**What is needed:** For every record below, repeat the text exactly and pass over any image.

[[ Stored data open ]]

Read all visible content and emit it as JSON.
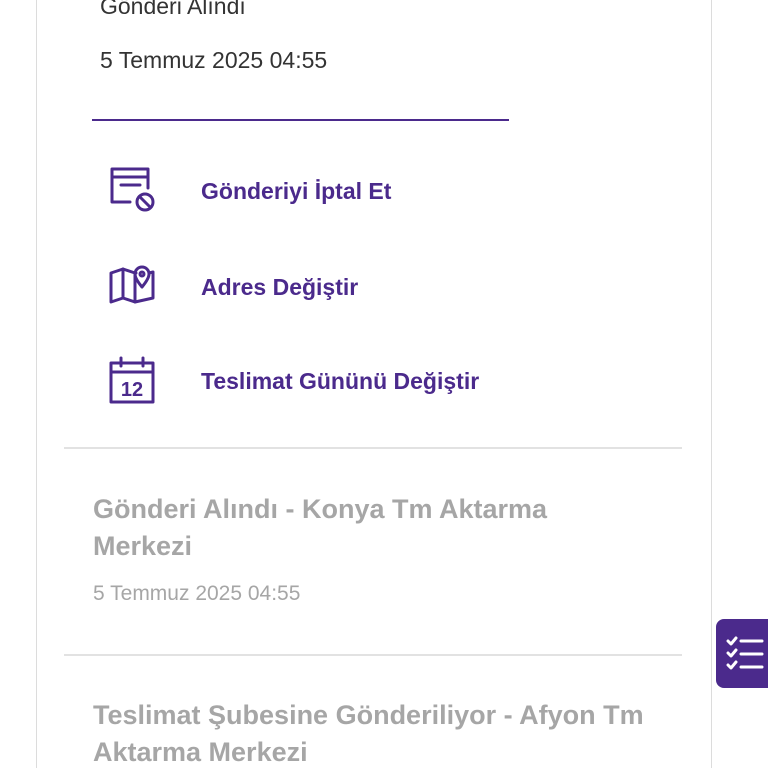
{
  "current_event": {
    "status": "Gönderi Alındı",
    "date": "5 Temmuz 2025 04:55"
  },
  "actions": [
    {
      "label": "Gönderiyi İptal Et",
      "icon": "cancel-shipment-icon"
    },
    {
      "label": "Adres Değiştir",
      "icon": "map-pin-icon"
    },
    {
      "label": "Teslimat Gününü Değiştir",
      "icon": "calendar-icon"
    }
  ],
  "history": [
    {
      "title": "Gönderi Alındı - Konya Tm Aktarma Merkezi",
      "date": "5 Temmuz 2025 04:55"
    },
    {
      "title": "Teslimat Şubesine Gönderiliyor - Afyon Tm Aktarma Merkezi"
    }
  ],
  "calendar_icon_day": "12",
  "colors": {
    "accent": "#4b2a8c",
    "muted_text": "#a6a6a6",
    "body_text": "#333333",
    "divider": "#e2e2e2"
  },
  "fab": {
    "icon": "checklist-icon"
  }
}
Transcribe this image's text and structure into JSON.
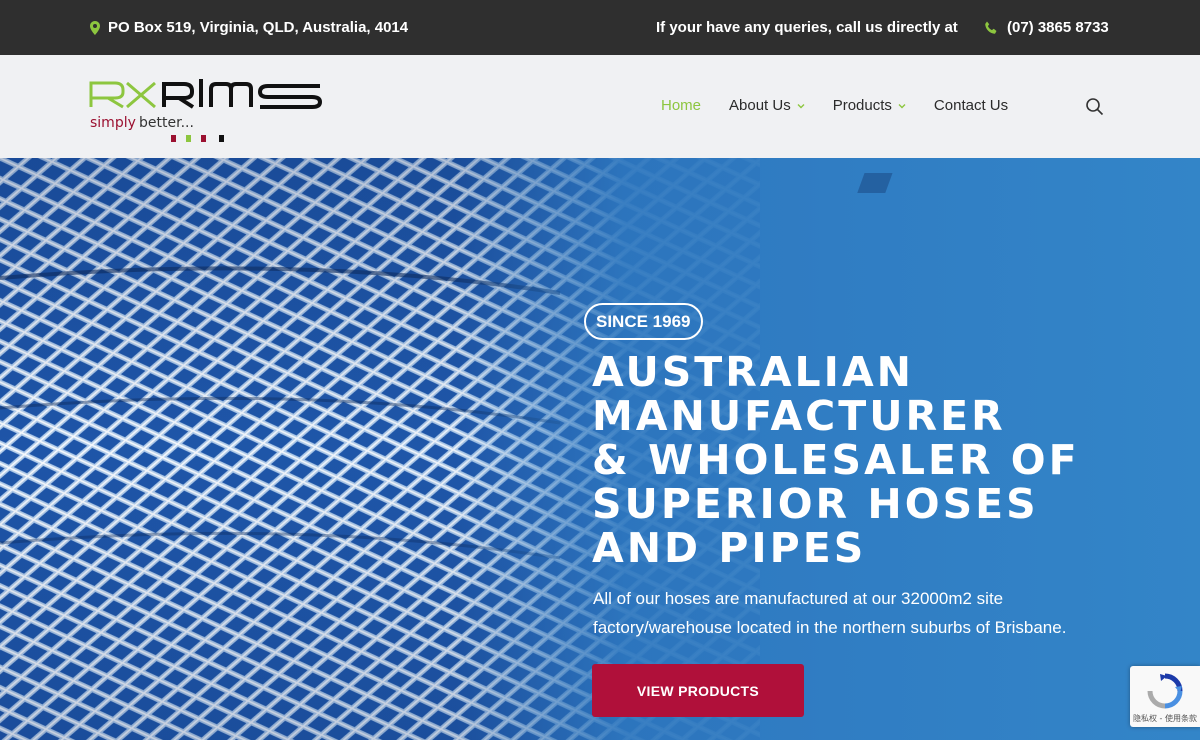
{
  "topbar": {
    "address": "PO Box 519, Virginia, QLD, Australia, 4014",
    "query_text": "If your have any queries, call us directly at",
    "phone": "(07) 3865 8733",
    "location_icon": "map-marker-icon",
    "phone_icon": "phone-icon"
  },
  "logo": {
    "wordmark": "RXRims",
    "tagline_simply": "simply",
    "tagline_better": "better..."
  },
  "nav": {
    "items": [
      {
        "label": "Home",
        "active": true,
        "dropdown": false
      },
      {
        "label": "About Us",
        "active": false,
        "dropdown": true
      },
      {
        "label": "Products",
        "active": false,
        "dropdown": true
      },
      {
        "label": "Contact Us",
        "active": false,
        "dropdown": false
      }
    ],
    "search_icon": "search-icon"
  },
  "hero": {
    "badge": "SINCE 1969",
    "headline_lines": [
      "AUSTRALIAN",
      "MANUFACTURER",
      "& WHOLESALER OF",
      "SUPERIOR HOSES",
      "AND PIPES"
    ],
    "description": "All of our hoses are manufactured at our 32000m2 site factory/warehouse located in the northern suburbs of Brisbane.",
    "cta_label": "VIEW PRODUCTS"
  },
  "recaptcha": {
    "text": "隐私权 - 使用条款"
  },
  "colors": {
    "accent_green": "#8dc63f",
    "cta_red": "#b0103a",
    "topbar_bg": "#2f2f2f",
    "header_bg": "#f0f1f3",
    "hero_blue": "#2e74bd"
  }
}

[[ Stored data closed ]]

**Solution below:**
Read all visible content and emit it as JSON.
{
  "current_event": {
    "status": "Gönderi Alındı",
    "date": "5 Temmuz 2025 04:55"
  },
  "actions": [
    {
      "label": "Gönderiyi İptal Et",
      "icon": "cancel-shipment-icon"
    },
    {
      "label": "Adres Değiştir",
      "icon": "map-pin-icon"
    },
    {
      "label": "Teslimat Gününü Değiştir",
      "icon": "calendar-icon"
    }
  ],
  "history": [
    {
      "title": "Gönderi Alındı - Konya Tm Aktarma Merkezi",
      "date": "5 Temmuz 2025 04:55"
    },
    {
      "title": "Teslimat Şubesine Gönderiliyor - Afyon Tm Aktarma Merkezi"
    }
  ],
  "calendar_icon_day": "12",
  "colors": {
    "accent": "#4b2a8c",
    "muted_text": "#a6a6a6",
    "body_text": "#333333",
    "divider": "#e2e2e2"
  },
  "fab": {
    "icon": "checklist-icon"
  }
}
Transcribe this image's text and structure into JSON.
{
  "topbar": {
    "address": "PO Box 519, Virginia, QLD, Australia, 4014",
    "query_text": "If your have any queries, call us directly at",
    "phone": "(07) 3865 8733",
    "location_icon": "map-marker-icon",
    "phone_icon": "phone-icon"
  },
  "logo": {
    "wordmark": "RXRims",
    "tagline_simply": "simply",
    "tagline_better": "better..."
  },
  "nav": {
    "items": [
      {
        "label": "Home",
        "active": true,
        "dropdown": false
      },
      {
        "label": "About Us",
        "active": false,
        "dropdown": true
      },
      {
        "label": "Products",
        "active": false,
        "dropdown": true
      },
      {
        "label": "Contact Us",
        "active": false,
        "dropdown": false
      }
    ],
    "search_icon": "search-icon"
  },
  "hero": {
    "badge": "SINCE 1969",
    "headline_lines": [
      "AUSTRALIAN",
      "MANUFACTURER",
      "& WHOLESALER OF",
      "SUPERIOR HOSES",
      "AND PIPES"
    ],
    "description": "All of our hoses are manufactured at our 32000m2 site factory/warehouse located in the northern suburbs of Brisbane.",
    "cta_label": "VIEW PRODUCTS"
  },
  "recaptcha": {
    "text": "隐私权 - 使用条款"
  },
  "colors": {
    "accent_green": "#8dc63f",
    "cta_red": "#b0103a",
    "topbar_bg": "#2f2f2f",
    "header_bg": "#f0f1f3",
    "hero_blue": "#2e74bd"
  }
}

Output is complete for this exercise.